→ **ACTION ITEM**
All of the entries are to be repeated exactly, with no pictures included.

→ **DATASET RECORDS**
—————

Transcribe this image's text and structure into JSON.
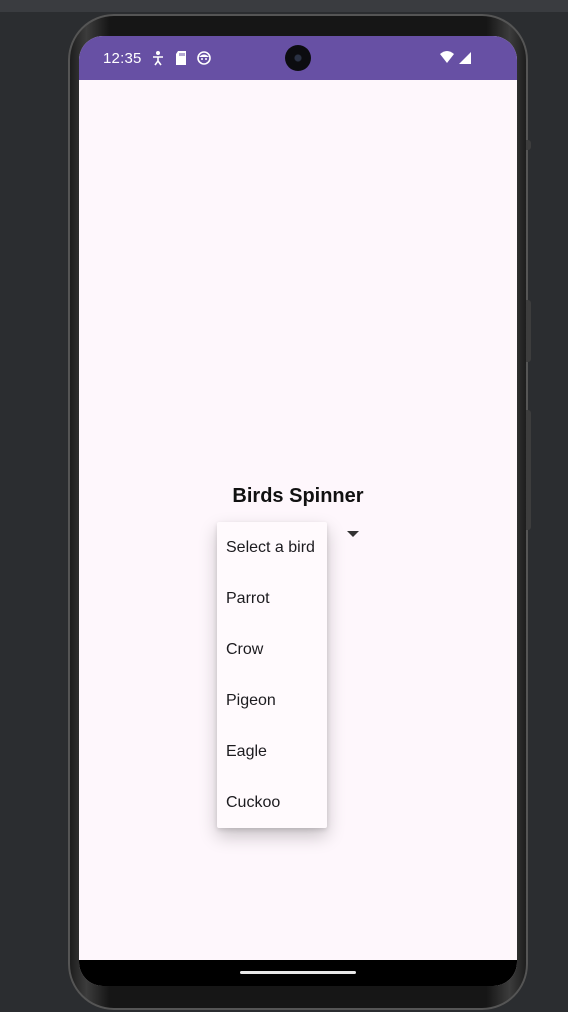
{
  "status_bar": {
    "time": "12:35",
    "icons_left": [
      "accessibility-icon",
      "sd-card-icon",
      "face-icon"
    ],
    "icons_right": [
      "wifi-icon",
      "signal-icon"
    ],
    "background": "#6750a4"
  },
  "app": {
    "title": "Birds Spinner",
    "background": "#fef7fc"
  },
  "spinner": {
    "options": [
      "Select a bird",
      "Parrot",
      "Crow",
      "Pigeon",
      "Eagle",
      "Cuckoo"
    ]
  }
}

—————

→ **FINISHED EXERCISE**
Transcribe this image's text and structure into JSON.
{
  "status_bar": {
    "time": "12:35",
    "icons_left": [
      "accessibility-icon",
      "sd-card-icon",
      "face-icon"
    ],
    "icons_right": [
      "wifi-icon",
      "signal-icon"
    ],
    "background": "#6750a4"
  },
  "app": {
    "title": "Birds Spinner",
    "background": "#fef7fc"
  },
  "spinner": {
    "options": [
      "Select a bird",
      "Parrot",
      "Crow",
      "Pigeon",
      "Eagle",
      "Cuckoo"
    ]
  }
}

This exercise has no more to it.